■ Your goal: Check each line of the entries. Copy the ones that contain the string "Road".

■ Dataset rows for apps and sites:
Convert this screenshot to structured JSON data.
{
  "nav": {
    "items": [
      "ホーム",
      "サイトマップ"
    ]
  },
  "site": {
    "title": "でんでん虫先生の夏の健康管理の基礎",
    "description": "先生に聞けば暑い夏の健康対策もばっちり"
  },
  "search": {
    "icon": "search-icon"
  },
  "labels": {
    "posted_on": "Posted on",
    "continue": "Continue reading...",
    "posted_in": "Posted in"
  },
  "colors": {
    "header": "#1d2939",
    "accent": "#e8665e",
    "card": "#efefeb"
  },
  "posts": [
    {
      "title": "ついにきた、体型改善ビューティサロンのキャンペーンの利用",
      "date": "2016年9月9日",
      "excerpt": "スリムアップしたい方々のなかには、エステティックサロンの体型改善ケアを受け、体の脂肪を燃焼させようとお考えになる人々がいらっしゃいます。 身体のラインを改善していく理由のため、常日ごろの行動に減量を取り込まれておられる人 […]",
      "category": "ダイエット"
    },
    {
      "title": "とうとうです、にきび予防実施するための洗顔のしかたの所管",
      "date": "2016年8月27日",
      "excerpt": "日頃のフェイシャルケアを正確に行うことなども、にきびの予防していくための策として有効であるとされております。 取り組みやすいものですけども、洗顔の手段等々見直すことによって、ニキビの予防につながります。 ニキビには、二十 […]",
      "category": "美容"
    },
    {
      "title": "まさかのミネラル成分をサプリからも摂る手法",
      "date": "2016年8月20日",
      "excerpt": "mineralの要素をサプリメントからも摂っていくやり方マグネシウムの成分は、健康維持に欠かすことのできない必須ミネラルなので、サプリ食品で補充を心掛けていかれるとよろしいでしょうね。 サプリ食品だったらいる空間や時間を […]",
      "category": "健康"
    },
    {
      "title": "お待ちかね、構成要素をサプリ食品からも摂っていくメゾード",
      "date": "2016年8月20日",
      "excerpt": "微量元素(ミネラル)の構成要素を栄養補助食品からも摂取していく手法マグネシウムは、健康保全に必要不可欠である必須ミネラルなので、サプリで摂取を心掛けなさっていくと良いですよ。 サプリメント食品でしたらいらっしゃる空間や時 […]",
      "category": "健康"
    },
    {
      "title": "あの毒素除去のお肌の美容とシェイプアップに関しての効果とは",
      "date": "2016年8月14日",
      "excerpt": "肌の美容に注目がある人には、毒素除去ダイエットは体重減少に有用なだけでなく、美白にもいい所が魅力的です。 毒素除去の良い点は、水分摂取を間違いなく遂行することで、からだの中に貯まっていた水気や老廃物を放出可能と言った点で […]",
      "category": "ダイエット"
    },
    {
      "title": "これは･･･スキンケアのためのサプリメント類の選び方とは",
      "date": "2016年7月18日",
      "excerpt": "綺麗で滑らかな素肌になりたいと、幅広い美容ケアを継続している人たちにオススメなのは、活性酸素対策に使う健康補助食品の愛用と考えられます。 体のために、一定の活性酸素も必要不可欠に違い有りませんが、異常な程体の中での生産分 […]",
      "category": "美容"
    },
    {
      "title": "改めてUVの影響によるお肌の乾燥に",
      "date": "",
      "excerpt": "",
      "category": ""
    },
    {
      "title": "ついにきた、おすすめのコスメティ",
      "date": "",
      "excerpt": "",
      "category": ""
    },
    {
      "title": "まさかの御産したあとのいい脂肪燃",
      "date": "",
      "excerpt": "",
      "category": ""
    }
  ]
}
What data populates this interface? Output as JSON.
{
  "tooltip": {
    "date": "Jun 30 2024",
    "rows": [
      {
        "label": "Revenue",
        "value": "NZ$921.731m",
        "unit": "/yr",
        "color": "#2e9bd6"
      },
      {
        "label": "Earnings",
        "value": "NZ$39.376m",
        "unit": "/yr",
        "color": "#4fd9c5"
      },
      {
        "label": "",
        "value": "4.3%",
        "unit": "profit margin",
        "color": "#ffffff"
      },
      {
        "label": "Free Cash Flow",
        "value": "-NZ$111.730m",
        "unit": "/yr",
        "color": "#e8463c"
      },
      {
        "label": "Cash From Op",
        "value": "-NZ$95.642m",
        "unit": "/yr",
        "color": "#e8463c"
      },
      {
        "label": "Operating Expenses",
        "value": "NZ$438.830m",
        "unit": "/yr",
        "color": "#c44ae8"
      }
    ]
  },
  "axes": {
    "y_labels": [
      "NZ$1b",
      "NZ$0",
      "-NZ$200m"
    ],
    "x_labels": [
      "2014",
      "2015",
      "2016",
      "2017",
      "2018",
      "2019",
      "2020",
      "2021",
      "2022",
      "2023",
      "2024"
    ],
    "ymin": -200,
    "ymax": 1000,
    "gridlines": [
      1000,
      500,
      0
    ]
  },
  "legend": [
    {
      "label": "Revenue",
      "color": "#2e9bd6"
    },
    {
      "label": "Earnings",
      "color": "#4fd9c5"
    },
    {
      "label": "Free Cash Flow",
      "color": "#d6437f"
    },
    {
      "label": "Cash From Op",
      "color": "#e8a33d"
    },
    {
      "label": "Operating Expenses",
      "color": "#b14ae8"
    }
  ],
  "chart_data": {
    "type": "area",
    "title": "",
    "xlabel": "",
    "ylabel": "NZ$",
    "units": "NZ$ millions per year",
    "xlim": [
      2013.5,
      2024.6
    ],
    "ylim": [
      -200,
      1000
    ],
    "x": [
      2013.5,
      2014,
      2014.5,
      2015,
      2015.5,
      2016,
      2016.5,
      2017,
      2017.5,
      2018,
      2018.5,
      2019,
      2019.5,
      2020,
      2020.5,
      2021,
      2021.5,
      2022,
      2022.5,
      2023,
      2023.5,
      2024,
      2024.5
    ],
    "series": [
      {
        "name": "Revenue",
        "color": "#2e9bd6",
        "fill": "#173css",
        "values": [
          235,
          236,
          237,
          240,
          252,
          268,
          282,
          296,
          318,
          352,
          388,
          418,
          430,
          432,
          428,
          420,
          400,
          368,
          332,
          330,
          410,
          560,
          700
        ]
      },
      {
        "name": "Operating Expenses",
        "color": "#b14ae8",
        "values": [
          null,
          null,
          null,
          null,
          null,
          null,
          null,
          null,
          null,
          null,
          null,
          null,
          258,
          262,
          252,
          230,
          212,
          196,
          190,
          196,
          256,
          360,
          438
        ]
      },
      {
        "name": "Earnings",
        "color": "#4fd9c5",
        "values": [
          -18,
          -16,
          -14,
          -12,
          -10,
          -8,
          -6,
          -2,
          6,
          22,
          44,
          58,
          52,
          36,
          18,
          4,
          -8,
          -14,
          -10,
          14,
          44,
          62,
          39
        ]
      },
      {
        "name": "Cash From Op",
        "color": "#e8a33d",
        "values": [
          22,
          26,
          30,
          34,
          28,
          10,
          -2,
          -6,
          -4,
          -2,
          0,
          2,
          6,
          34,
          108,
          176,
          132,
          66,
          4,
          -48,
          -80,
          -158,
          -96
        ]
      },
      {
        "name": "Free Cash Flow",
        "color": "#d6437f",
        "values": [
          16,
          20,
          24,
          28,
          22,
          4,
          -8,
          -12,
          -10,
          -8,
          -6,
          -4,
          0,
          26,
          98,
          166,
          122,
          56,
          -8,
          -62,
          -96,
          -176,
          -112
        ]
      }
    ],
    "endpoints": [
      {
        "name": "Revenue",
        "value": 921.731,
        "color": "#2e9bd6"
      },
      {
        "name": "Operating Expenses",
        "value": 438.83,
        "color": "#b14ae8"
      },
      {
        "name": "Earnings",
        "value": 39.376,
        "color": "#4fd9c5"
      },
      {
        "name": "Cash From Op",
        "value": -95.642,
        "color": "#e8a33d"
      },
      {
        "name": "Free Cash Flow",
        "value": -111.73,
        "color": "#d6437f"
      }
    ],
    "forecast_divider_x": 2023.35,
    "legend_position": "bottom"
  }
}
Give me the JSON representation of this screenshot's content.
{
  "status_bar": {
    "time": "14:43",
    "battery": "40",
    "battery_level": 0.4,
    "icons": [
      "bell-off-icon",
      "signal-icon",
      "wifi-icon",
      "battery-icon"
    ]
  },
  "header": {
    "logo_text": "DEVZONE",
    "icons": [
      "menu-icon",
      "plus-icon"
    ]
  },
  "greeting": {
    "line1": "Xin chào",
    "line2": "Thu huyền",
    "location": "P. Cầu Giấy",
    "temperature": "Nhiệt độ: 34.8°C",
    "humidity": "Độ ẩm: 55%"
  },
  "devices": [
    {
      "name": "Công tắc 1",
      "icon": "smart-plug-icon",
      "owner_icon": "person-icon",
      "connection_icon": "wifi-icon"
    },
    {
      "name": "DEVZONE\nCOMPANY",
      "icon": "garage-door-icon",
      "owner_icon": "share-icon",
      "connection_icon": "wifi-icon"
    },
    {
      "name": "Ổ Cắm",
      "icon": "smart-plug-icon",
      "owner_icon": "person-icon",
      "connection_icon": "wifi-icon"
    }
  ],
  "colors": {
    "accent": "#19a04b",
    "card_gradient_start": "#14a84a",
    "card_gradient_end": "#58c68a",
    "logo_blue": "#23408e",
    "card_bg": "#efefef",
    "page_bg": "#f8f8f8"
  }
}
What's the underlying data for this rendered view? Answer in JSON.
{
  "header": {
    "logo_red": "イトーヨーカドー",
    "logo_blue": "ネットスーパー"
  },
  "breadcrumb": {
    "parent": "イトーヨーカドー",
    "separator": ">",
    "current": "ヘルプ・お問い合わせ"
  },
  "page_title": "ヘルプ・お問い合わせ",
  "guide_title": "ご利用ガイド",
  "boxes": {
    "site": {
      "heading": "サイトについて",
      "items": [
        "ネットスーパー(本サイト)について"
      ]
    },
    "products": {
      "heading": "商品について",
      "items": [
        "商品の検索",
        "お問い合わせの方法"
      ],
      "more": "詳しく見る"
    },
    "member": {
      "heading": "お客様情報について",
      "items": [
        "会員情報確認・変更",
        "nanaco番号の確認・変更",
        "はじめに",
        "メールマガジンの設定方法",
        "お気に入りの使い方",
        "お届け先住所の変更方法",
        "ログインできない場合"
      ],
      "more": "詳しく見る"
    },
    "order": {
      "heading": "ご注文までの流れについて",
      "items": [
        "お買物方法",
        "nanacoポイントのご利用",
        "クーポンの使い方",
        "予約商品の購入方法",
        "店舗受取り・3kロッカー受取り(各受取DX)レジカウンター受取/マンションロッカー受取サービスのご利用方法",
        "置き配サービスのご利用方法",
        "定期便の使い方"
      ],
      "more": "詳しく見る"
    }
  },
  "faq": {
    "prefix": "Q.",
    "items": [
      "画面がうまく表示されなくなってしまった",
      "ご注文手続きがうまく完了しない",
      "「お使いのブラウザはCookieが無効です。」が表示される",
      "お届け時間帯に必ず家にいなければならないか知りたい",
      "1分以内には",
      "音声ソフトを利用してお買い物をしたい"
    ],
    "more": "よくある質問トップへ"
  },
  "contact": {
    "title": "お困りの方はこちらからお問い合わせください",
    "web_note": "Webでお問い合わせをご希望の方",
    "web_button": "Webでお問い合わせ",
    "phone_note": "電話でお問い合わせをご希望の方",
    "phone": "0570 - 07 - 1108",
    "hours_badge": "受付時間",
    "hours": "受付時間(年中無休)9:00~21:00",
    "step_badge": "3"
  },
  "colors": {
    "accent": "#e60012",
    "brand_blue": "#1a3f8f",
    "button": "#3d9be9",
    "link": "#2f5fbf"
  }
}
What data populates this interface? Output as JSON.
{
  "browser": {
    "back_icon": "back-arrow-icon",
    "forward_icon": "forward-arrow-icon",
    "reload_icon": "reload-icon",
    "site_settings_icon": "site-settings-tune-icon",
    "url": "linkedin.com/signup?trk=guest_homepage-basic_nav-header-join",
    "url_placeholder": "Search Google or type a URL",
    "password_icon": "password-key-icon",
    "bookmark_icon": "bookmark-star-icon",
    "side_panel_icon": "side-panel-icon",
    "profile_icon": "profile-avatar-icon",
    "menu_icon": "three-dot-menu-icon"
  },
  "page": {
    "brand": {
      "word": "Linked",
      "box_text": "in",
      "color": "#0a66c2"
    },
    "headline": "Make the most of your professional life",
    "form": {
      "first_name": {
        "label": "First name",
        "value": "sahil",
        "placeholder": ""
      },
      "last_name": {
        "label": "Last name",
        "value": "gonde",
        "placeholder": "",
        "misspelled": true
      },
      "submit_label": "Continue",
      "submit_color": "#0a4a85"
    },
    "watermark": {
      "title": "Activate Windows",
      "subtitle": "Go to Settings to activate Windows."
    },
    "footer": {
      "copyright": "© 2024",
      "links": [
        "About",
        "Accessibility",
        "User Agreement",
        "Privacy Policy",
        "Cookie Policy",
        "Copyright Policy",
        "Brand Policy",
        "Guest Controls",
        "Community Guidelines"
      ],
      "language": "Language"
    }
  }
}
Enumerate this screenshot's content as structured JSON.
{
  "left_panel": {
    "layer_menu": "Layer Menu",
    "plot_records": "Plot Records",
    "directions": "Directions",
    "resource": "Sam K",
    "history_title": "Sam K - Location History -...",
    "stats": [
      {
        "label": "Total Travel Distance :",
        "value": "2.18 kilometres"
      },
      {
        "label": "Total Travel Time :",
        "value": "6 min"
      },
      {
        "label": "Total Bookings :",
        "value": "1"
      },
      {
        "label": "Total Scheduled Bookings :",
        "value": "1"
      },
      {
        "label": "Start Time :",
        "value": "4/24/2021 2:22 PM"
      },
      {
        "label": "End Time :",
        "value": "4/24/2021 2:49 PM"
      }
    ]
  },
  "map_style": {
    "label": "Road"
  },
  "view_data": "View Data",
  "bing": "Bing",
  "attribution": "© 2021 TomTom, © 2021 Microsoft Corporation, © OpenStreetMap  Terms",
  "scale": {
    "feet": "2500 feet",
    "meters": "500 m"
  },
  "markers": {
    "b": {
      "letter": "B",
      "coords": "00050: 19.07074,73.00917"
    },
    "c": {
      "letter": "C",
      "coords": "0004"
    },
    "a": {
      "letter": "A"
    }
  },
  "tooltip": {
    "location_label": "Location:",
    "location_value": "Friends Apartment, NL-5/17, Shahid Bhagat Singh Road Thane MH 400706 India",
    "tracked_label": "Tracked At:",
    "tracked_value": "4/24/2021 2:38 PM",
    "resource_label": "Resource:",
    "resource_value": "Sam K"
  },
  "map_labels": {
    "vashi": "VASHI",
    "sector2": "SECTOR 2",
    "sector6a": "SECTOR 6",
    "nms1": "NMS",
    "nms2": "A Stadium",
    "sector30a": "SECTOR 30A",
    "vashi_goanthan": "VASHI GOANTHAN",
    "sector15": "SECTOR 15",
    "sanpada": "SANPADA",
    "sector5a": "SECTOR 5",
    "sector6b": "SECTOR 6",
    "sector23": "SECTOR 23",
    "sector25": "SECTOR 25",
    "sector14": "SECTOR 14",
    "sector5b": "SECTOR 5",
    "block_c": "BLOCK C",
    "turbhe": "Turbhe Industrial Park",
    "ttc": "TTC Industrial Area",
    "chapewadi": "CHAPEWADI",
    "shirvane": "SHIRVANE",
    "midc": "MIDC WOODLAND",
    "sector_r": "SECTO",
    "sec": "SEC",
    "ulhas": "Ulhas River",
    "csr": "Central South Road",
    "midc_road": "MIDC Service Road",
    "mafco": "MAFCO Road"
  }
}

■ Answer for the task:
    "label": "Road"
    "location_value": "Friends Apartment, NL-5/17, Shahid Bhagat Singh Road Thane MH 400706 India",
    "csr": "Central South Road",
    "midc_road": "MIDC Service Road",
    "mafco": "MAFCO Road"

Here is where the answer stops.